|First period||Second period||Third period||Fourth period||Living.|
The first period ends with the carboniferous system; the second includes the saliferous and magnesian systems; the third comprises the oolitic and chalk systems; the fourth is the tertiary period.
The numbers of species are now considerably augmented since the table was drawn up (1829), but the proportions are not materially affected. It is still true, that vascular cryptogamia abound in an extraordinary degree among the earlier rocks, where ferns, calamities, and what seem like gigantic lycopodiaceæ are very prevalent; that in the second and third periods cycadiform and coniferous plants (phanerogamia gymnospermia) become remarkable and frequent, though ferns and lycopodiaceæ still prevail; while it is principally in the fourth period that the usual forms of dicotyledonous plants, now so plentiful on the earth, appear at all common. Moreover, on a close examination, it appears that nearly every fossil plant is of an extinct species, and that the several periods distinguished by M. Brongniart had each its own peculiar vegetable creation, distinct from every other that preceded and succeeded it.

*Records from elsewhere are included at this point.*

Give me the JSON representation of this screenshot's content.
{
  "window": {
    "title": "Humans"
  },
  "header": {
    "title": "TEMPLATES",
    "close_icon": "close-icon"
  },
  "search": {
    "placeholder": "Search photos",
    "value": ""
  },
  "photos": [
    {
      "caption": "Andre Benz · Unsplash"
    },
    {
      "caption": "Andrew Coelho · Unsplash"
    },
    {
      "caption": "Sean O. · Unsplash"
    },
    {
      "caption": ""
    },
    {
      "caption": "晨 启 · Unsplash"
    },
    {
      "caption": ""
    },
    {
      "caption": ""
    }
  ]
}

Zoophyta being in the present system of nature all aquatic, and mostly marine, they may be expected to occur abundantly in the marine strata of the earth. They are, indeed, very plentiful, and it is interesting to observe that all, or nearly all, the species are marine. It